Dataset records:
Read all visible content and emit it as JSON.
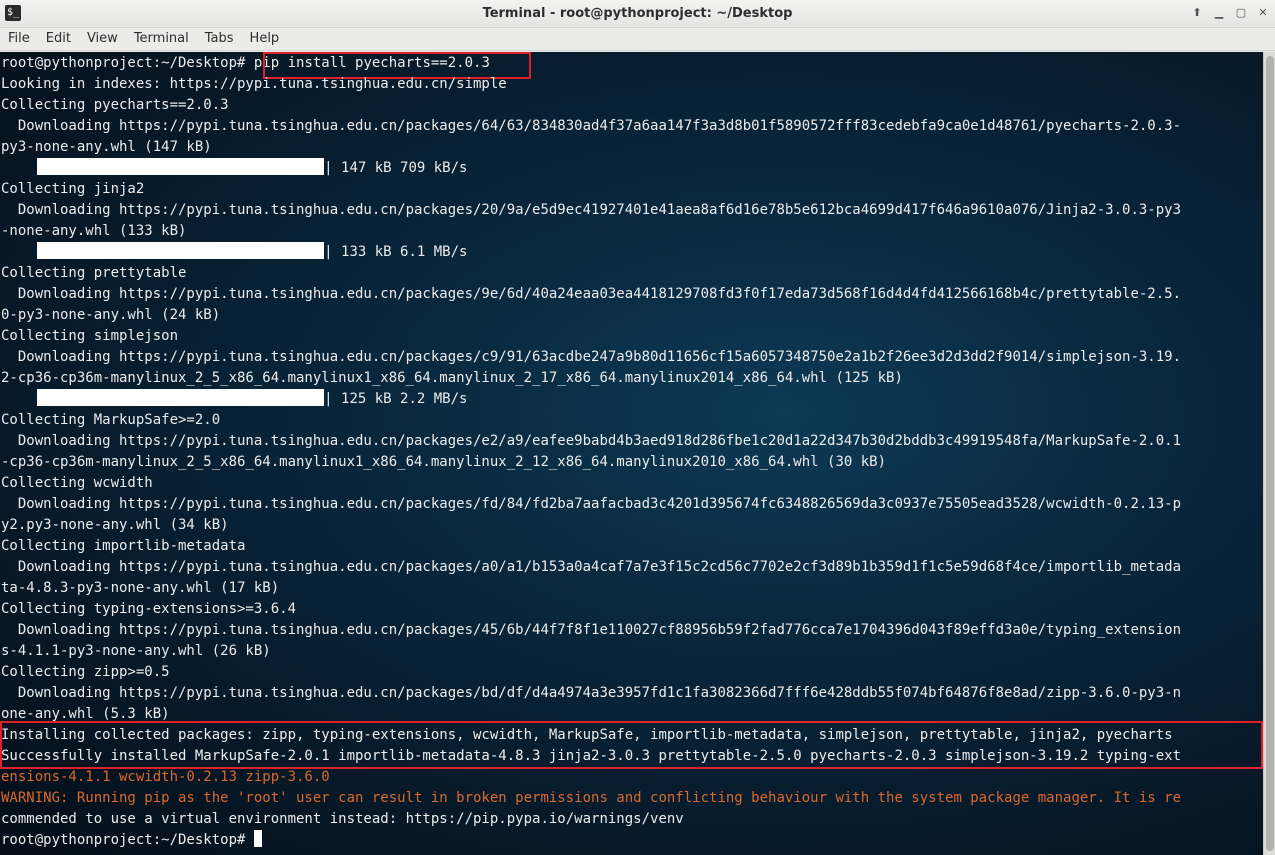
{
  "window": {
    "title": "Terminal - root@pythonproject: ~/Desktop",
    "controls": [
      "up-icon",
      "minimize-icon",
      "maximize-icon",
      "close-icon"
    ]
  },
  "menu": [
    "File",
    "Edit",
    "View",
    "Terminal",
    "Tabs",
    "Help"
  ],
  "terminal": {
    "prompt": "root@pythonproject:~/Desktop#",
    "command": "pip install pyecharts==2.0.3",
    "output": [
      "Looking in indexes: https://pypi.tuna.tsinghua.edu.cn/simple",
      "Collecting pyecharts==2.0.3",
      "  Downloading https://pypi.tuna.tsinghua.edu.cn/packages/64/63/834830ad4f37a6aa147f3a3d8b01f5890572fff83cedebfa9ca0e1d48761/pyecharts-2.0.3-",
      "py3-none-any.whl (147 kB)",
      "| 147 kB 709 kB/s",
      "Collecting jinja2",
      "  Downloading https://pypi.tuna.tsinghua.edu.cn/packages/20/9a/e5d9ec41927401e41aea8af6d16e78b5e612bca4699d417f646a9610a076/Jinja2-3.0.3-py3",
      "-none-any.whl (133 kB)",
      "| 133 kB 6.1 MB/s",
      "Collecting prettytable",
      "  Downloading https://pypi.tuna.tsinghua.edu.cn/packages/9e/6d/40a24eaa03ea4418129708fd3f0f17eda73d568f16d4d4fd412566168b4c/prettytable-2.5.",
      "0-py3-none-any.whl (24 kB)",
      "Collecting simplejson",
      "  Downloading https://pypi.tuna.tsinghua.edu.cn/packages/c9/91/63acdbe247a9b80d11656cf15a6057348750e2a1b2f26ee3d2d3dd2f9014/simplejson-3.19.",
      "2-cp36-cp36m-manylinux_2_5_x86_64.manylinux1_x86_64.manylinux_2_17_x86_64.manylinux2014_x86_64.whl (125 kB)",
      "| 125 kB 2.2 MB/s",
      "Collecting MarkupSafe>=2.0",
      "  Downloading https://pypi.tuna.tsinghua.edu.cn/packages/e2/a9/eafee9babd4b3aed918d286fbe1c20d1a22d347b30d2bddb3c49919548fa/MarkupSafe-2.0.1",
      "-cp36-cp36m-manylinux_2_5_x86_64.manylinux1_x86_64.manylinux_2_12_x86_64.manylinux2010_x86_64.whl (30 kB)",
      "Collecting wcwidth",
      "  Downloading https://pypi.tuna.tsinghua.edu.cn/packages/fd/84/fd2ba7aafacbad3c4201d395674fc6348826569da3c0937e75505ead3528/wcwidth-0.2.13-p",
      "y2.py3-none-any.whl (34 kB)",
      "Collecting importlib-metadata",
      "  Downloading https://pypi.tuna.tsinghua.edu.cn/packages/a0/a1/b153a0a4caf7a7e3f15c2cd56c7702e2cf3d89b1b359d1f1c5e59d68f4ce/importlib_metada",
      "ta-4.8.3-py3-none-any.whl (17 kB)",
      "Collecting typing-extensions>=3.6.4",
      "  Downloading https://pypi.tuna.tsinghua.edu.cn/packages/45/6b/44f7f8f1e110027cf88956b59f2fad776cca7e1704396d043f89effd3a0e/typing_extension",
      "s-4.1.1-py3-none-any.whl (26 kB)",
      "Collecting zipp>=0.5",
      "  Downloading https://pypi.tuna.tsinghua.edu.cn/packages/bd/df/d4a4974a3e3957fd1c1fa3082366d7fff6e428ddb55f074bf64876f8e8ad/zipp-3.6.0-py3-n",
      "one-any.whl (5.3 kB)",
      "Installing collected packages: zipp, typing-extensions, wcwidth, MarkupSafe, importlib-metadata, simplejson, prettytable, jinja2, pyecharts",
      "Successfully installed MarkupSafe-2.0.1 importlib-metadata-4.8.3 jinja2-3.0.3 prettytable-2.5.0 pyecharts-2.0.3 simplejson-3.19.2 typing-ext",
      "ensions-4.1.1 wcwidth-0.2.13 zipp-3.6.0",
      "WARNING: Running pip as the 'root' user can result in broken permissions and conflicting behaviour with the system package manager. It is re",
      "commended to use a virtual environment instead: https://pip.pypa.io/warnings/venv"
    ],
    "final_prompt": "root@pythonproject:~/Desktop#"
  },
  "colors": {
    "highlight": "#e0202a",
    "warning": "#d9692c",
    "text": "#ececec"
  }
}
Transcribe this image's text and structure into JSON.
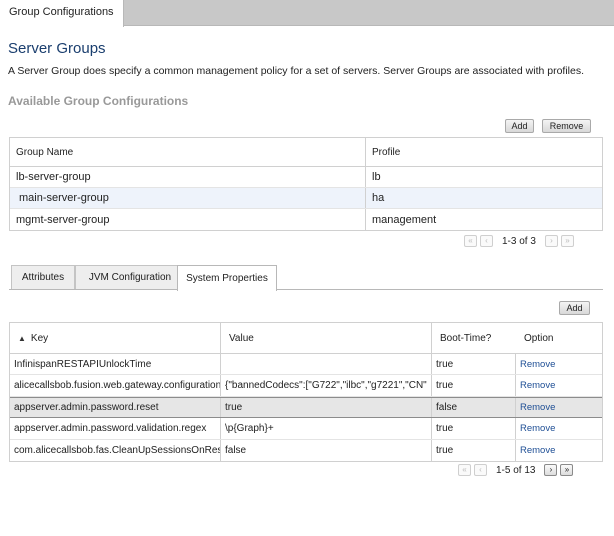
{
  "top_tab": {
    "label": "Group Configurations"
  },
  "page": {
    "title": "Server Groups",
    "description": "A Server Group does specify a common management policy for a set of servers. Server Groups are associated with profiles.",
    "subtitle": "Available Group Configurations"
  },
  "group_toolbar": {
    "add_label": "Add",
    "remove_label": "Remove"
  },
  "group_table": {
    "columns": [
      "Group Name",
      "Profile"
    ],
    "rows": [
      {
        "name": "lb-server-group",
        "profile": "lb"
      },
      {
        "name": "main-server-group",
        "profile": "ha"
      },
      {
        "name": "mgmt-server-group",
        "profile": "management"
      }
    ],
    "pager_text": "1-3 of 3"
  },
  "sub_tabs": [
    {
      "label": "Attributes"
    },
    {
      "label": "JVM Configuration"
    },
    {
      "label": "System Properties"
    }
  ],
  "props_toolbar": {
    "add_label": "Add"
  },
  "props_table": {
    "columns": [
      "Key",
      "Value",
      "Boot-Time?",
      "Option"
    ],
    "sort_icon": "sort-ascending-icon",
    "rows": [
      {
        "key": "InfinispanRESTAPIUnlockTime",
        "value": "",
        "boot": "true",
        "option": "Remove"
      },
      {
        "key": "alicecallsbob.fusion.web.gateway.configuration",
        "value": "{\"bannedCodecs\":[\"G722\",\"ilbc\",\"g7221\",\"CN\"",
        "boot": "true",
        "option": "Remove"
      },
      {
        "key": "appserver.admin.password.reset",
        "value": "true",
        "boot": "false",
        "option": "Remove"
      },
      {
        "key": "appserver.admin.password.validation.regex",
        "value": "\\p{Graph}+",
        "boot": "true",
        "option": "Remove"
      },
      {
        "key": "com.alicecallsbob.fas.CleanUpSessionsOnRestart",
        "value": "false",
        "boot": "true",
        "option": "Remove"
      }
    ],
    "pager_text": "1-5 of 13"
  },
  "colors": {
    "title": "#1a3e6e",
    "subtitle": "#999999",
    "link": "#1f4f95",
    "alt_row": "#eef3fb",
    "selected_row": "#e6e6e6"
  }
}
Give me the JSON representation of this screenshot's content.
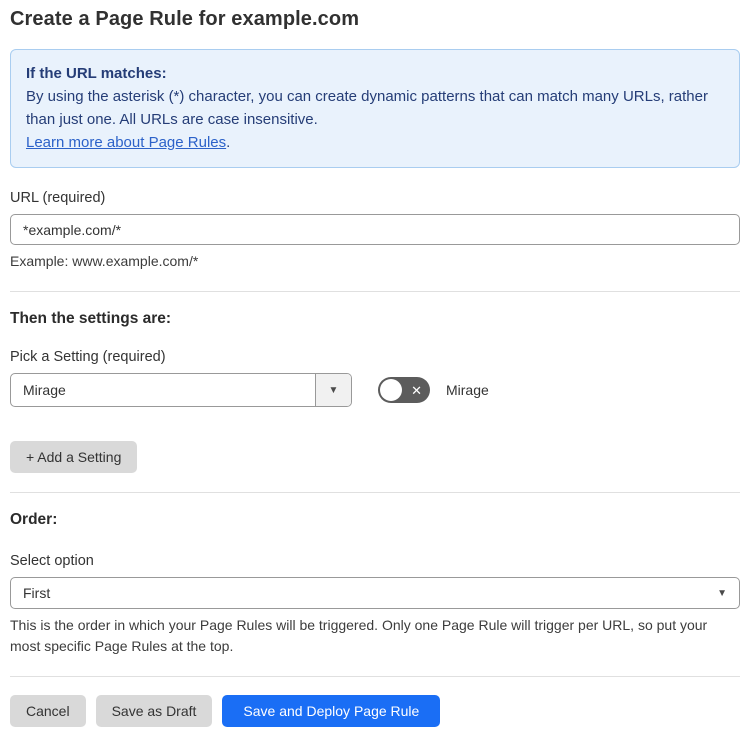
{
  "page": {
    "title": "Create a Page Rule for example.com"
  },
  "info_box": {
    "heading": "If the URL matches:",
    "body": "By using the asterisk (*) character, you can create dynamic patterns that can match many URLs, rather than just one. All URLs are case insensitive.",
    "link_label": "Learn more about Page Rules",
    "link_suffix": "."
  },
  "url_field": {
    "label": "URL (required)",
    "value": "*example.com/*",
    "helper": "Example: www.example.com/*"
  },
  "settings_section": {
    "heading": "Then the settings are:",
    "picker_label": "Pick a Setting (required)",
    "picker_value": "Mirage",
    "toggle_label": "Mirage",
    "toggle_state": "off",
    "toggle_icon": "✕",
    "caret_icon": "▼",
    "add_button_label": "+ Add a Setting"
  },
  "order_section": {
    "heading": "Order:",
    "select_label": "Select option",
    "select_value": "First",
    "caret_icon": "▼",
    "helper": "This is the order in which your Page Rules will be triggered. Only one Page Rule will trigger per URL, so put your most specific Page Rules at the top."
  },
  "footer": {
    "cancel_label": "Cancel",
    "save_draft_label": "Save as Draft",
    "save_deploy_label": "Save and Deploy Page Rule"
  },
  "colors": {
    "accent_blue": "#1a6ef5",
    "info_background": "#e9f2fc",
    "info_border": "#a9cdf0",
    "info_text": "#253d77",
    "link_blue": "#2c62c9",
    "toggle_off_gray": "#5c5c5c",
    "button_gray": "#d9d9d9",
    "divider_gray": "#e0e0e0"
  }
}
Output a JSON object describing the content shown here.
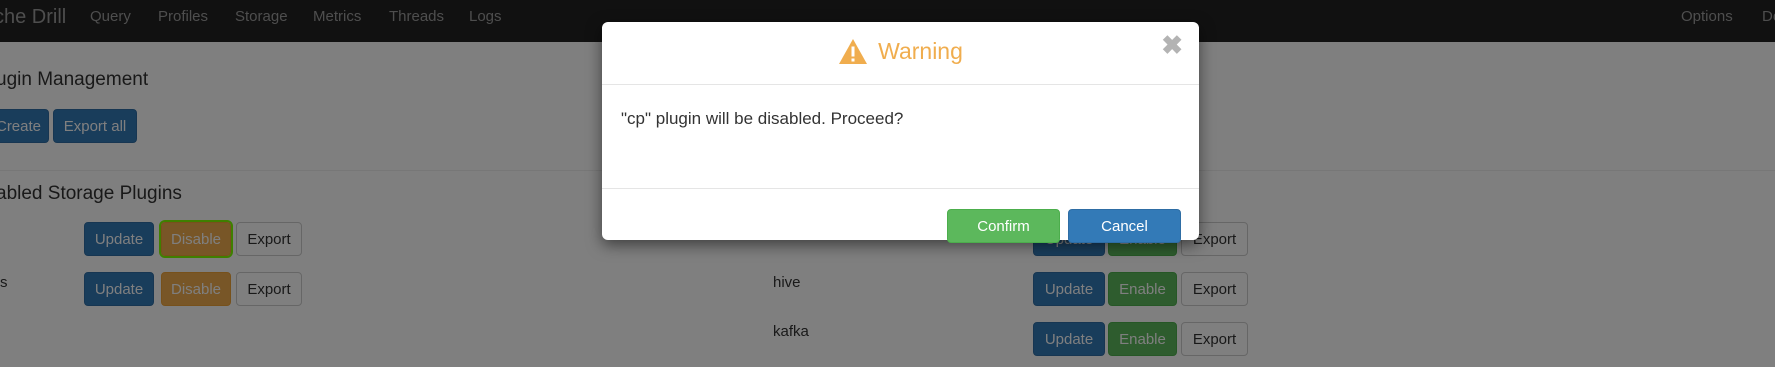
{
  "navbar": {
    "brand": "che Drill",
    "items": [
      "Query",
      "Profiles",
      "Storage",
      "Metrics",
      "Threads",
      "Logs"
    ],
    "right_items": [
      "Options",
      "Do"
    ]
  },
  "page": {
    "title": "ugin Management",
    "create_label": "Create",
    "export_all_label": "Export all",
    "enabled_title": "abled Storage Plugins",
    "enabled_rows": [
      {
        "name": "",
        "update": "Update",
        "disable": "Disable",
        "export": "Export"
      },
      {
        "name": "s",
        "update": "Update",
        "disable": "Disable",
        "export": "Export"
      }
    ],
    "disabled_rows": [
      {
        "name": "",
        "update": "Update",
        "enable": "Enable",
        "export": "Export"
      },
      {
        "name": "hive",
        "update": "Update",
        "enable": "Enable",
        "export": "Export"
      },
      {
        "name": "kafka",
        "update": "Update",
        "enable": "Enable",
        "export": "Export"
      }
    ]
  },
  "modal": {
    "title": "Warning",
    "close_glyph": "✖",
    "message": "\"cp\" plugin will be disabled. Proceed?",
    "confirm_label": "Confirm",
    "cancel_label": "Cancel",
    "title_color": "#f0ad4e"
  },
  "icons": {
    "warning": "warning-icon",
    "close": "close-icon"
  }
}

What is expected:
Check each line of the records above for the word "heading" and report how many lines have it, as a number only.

Your solution:
3